    gonna wait for this one on DVD. I appreciate Anderson's unique approach to films but I find it weird that everyone seems to worship at his feet, just listen to Quentin Taratino talk about him YEESH, they should make a movie just about that artist worship mentality. Anderson said himself that he just made this story up as he went along without any idea of where it would lead. Some may say that adds to it's brilliance but to me that's like admitting you don't have anything to say. It becomes this interpretation game that only the self proclaimed "intellectuals" can appreciate or understand. It reminds me a bit of the Emperor's Clothes.

  • Sept. 15, 2012, 9:29 p.m. CST

    There should not necessarily be resolution in this film.

    by annie_michael_hall

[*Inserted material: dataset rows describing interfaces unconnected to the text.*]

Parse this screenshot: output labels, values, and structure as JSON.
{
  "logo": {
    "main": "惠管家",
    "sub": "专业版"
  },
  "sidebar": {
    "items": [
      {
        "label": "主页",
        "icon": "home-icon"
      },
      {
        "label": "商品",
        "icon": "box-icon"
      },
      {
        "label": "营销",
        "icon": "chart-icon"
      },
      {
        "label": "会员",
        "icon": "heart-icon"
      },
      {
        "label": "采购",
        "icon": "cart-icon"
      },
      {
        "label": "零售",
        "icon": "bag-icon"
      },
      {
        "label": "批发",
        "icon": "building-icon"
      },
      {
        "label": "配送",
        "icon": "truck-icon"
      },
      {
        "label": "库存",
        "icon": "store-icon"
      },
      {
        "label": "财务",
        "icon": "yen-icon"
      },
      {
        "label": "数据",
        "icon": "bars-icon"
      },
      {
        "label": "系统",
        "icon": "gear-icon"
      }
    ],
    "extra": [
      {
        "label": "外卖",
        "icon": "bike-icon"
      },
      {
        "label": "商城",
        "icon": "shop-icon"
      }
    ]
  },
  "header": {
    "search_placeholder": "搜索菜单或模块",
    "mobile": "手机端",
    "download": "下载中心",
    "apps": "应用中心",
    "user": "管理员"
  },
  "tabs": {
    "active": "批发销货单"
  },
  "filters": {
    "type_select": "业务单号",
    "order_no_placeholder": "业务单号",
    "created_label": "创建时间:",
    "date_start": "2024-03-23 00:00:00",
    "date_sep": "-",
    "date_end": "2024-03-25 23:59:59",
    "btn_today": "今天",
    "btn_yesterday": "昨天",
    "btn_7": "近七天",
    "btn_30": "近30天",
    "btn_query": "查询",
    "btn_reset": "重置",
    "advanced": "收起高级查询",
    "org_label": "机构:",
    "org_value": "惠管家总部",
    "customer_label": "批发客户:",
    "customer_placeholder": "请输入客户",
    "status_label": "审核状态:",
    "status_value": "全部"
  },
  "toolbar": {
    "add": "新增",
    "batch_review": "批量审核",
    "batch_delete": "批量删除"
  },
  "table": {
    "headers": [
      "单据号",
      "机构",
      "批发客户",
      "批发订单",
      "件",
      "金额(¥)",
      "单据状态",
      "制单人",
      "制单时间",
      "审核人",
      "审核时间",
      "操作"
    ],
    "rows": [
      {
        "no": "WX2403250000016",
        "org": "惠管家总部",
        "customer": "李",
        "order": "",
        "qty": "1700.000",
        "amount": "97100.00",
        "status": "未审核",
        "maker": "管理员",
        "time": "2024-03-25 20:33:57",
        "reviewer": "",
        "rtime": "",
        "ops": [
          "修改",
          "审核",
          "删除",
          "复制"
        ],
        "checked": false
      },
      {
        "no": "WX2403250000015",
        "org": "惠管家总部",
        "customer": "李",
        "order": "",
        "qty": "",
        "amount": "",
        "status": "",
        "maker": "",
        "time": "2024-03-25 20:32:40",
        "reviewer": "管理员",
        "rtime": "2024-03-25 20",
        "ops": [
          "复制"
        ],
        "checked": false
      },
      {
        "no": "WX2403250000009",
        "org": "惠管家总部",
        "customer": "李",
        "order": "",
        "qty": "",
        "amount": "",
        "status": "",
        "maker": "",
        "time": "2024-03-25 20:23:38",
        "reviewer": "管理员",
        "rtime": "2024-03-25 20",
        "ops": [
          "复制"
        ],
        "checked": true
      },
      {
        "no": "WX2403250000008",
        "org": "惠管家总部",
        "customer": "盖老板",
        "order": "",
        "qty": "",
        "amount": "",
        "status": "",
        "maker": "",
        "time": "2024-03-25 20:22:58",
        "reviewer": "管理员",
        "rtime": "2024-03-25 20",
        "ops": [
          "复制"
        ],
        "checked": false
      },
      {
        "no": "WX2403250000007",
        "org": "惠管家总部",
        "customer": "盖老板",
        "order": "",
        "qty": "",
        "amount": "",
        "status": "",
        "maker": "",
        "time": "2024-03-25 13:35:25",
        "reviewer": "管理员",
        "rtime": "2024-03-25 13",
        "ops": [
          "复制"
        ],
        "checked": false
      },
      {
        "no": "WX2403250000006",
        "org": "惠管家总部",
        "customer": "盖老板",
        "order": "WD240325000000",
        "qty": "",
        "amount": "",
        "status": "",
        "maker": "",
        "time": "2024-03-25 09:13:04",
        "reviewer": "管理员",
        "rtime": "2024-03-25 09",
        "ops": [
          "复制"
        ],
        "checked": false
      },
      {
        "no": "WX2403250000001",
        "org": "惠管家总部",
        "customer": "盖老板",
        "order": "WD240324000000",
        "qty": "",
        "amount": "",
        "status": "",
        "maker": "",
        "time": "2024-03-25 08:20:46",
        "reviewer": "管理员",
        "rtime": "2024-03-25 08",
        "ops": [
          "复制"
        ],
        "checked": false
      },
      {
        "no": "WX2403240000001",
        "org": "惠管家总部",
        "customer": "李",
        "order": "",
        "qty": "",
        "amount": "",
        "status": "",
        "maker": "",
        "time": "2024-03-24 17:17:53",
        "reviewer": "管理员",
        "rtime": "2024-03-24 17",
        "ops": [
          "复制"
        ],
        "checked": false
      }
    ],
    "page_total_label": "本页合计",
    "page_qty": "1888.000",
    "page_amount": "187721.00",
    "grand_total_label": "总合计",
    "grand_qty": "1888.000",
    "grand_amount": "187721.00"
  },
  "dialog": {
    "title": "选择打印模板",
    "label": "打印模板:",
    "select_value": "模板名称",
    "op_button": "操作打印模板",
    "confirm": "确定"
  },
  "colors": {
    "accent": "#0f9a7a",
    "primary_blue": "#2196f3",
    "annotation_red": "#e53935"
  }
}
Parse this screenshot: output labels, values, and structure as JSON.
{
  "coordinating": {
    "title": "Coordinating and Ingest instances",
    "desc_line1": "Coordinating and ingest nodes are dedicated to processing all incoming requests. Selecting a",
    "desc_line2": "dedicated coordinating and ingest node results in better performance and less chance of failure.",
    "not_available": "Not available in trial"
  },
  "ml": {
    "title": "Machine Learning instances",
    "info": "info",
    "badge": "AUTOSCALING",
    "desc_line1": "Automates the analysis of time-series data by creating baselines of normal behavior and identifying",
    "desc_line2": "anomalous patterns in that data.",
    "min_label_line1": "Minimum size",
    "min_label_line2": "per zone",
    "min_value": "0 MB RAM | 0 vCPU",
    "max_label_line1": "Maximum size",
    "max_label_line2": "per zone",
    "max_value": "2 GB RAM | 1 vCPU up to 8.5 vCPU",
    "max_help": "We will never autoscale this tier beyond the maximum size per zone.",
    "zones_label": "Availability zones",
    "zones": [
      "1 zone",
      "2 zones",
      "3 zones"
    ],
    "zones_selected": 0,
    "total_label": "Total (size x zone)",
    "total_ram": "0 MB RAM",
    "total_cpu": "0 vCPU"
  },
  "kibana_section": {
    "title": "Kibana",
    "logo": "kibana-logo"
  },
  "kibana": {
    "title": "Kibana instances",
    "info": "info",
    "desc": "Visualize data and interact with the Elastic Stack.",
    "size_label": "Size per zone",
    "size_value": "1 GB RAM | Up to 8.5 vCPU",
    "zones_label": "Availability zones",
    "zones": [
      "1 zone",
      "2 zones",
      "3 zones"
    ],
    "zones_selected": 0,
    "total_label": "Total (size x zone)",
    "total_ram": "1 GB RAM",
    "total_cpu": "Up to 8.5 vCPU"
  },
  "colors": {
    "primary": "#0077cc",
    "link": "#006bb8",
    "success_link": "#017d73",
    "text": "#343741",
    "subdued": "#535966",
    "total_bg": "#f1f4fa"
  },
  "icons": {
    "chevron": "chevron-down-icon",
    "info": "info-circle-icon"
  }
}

    The entire film for me became a discussion of how our past affects us. And how emotion vs. logic or conscious thought is affected by our own memories. But our past (like the wake of Freddie's battleship) is not fixed, as it dictates and shapes the ways that we act now which then becomes the past. How much can we actually change the way we act? And how does our chosen path, or lack thereof, to "altering" behavior actually effect our well-being and general satisfaction with our lives. In the end, the lack of resolution was a demonstration of Freddy's own choices and approaches to all of these things, and how he chose to ultimately live his life. To a lesser extent, I also thought the film was a study of the family - and how we have to sacrifice things to have a family, and to have others in our lives. I thought the film was great. While "The Master" has no big "I Drink Your Milkshake" or "Bastard In A Basket" moments - I thought the final scene between Freddy and Lancaster came pretty close. I also did see the film twice, one time right after the next, and seeing it again was really beneficial, especially taking in that first act again.